Work instructions ▸ Filter the material, keeping only lines with the word "date".

Exercise data ▸
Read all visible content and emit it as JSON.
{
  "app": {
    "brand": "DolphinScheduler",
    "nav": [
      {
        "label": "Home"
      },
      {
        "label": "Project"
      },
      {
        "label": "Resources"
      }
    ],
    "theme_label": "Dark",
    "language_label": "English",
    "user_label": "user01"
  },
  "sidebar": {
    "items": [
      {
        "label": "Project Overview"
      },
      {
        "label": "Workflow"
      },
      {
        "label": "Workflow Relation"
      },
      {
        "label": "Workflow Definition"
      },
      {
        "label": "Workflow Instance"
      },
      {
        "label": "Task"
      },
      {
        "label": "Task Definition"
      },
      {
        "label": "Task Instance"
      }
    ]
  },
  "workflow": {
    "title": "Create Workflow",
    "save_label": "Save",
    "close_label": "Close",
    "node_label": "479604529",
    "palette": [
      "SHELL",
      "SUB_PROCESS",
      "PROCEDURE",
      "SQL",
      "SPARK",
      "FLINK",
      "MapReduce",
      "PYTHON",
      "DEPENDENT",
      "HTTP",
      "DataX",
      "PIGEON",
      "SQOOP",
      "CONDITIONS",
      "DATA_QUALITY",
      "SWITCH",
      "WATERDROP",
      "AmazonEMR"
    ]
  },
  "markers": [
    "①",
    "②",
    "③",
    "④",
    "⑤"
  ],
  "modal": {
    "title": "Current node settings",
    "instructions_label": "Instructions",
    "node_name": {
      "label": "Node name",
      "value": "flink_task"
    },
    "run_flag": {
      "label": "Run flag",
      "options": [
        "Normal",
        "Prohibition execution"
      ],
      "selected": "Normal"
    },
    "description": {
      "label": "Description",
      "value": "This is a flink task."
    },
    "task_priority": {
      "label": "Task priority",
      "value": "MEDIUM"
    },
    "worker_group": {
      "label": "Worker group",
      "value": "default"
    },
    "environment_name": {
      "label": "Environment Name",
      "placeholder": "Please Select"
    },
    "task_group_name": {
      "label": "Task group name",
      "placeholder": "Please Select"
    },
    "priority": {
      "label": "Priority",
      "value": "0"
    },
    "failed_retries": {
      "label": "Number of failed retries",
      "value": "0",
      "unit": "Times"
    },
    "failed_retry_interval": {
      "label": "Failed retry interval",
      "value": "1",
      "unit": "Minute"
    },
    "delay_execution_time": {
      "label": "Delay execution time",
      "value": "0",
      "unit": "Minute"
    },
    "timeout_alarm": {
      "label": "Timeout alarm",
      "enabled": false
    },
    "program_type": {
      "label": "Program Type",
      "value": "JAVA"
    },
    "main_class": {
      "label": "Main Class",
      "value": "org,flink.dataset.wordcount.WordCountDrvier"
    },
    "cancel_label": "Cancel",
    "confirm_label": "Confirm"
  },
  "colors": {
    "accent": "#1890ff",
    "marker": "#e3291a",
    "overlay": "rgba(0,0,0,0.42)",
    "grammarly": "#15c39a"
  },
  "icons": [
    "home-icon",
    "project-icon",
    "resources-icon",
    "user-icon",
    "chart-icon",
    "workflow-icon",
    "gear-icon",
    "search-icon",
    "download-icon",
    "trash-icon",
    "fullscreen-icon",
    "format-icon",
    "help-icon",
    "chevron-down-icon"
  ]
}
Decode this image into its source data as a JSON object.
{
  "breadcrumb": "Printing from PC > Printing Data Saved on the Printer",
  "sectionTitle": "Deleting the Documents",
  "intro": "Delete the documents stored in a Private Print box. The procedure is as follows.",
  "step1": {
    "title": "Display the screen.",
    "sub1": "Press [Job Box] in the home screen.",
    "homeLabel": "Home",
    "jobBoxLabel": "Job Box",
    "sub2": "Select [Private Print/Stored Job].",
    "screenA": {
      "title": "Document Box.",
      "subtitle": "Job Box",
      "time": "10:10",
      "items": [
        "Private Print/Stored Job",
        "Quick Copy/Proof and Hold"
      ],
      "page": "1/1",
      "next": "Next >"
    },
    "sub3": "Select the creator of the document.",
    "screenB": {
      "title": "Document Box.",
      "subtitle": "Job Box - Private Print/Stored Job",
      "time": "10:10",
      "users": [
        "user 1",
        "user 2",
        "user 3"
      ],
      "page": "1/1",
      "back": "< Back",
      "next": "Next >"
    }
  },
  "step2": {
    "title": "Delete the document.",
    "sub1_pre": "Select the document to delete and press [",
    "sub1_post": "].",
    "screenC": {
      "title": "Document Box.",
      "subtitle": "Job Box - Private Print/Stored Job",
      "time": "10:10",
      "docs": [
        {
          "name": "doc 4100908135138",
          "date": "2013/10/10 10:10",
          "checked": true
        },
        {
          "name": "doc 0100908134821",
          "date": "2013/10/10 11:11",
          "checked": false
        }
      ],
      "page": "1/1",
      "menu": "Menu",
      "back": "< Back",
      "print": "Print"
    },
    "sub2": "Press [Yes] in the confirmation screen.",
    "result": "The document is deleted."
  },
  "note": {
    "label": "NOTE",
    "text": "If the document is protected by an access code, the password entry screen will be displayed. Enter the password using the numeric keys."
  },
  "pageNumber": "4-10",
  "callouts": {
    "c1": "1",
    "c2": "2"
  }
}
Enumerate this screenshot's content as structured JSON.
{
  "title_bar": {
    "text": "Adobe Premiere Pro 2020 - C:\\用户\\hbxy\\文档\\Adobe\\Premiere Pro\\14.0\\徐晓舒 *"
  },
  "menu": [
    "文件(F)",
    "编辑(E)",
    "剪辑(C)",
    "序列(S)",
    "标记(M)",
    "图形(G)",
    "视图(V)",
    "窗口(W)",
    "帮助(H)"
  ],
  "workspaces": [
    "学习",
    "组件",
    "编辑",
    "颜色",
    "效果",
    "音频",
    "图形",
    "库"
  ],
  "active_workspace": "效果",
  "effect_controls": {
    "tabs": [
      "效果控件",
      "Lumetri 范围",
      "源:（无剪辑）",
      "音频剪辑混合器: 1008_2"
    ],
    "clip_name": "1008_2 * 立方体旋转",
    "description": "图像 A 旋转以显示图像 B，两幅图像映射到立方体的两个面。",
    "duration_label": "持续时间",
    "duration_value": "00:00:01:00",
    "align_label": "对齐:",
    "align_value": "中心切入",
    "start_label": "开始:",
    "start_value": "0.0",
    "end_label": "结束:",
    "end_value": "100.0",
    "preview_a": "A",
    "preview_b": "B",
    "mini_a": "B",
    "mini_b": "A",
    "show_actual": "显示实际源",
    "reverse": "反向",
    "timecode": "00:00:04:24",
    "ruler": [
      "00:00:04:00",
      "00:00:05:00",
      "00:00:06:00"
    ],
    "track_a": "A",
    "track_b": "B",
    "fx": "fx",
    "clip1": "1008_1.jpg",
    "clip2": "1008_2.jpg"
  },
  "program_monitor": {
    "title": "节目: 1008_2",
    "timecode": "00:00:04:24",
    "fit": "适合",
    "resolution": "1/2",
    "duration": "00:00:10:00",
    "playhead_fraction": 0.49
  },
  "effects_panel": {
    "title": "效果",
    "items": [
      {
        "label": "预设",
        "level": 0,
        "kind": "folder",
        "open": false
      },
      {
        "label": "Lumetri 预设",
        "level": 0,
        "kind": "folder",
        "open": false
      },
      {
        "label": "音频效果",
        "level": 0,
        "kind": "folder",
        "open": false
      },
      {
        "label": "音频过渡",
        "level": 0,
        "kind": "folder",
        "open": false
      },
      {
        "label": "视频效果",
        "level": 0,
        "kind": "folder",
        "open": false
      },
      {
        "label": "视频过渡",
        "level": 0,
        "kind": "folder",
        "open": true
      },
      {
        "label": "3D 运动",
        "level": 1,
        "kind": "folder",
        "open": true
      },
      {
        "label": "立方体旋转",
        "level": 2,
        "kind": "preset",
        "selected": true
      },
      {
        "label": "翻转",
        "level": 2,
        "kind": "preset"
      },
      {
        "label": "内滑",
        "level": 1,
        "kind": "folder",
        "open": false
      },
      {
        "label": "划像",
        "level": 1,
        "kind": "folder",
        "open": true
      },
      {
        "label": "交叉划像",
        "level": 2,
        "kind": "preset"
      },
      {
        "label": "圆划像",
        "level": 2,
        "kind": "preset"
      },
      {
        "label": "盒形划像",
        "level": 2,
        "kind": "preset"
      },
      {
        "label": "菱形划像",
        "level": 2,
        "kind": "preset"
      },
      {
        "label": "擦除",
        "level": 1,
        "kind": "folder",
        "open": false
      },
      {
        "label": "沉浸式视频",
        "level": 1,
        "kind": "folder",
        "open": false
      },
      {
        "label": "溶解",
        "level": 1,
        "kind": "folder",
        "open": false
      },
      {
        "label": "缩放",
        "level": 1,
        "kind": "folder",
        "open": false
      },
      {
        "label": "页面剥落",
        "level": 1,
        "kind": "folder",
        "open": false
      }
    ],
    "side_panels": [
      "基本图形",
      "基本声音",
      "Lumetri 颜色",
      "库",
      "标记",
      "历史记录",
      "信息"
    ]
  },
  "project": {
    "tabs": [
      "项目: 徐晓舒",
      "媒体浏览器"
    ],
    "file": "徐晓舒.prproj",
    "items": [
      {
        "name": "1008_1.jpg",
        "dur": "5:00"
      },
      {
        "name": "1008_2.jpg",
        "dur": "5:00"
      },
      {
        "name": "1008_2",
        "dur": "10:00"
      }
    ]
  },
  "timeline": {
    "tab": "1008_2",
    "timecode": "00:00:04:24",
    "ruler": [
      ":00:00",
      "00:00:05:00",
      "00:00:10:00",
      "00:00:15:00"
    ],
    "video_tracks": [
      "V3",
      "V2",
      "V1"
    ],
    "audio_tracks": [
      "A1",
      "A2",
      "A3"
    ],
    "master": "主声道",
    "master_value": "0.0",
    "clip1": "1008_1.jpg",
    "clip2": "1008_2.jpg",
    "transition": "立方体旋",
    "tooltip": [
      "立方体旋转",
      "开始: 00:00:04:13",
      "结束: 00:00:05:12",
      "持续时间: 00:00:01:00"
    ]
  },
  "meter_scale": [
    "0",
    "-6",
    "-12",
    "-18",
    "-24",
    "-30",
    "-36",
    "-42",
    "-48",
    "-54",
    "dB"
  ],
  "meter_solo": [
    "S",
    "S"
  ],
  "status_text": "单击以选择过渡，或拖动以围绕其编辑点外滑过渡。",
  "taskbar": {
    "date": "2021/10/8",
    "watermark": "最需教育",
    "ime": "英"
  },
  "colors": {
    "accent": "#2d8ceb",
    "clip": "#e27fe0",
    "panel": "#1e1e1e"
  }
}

Your response ▸
          "date": "2013/10/10 10:10",
          "date": "2013/10/10 11:11",
    "date": "2021/10/8",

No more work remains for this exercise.